There are only seven “story” stages, but the scenarios are recycled to create all sorts of special challenge levels, like Speed Runs, or Insanity Challenges where all bears must be driven insane before their death. Most of these challenges are either more of the same, or inherently broken. The Invisibility Challenge, for instance, is almost impossible, as it charges to players to not be seen in a game where aren’t any real stealth mechanics. Stealth in this game consists of standing in bushes, but with inefficient camera angles and a poor map system, it’s impossible to tell when leaving the bushes will lead to you being seen.

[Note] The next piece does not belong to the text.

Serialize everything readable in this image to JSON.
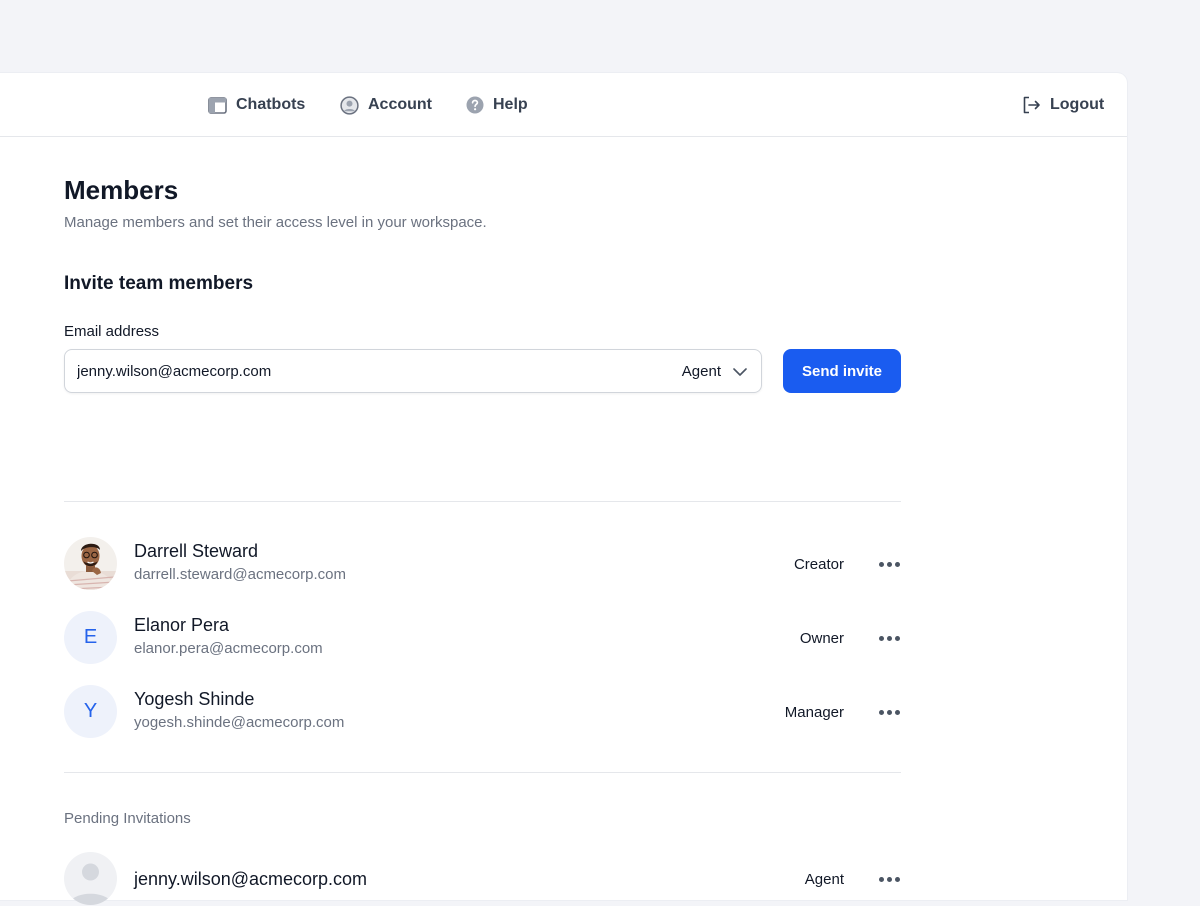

Whatever the challenge, though, the gameplay always remains the same. It’s a tame, bland, badly animated and completely unpolished attempt to be clever that falls completely on its face. There is no incentive to keep playing, what with every weapon being used the same way and every contextual kill being a short, dull, anticlimactic disappointment.
Compounding the disappointing gameplay is a smattering of unfortunate technical problems. Animations between characters sometimes don’t sync correctly, and camera angles for executions are often completely borked, clipping through scenery or providing an otherwise poor view of the action. The sound can sometimes be muffled or disappear entirely during these kill sequences, too. To cap it all, the game will randomly get stuck on loading screens, forever pretending to load while nothing is actually happening. This has happened to be about four or five times while attempting to play the game.
There is a multiplayer aspect, but don’t bother. Barely a handful of people are playing it, and if you do get into a game, it’s just more of the same, with the same old weapons and the same old kills. I was also disconnected from any game I attempted to play, leading me to believe that it just doesn’t work.
All in all, Naughty Bear is one of the biggest disappointments of the year. To take a game with so much promise, so much potential, and do absolutely nothing with it is a crime. Naughty Bear is a flat, dreary, completely boring game that relies on its core premise without doing anything to expand upon it. It desperately wants to be seen as irreverent, edgy and funny, but it is none of these things, and while it happily pats itself on the back for having a great idea, it squanders that idea with total abandon.
No game about a psychopathic teddybear should be this boring.
Score: 5.0 — Mediocre (5s are an exercise in apathy, neither Solid nor Liquid. Not exactly bad, but not very good either. Just a bit “meh,” really.)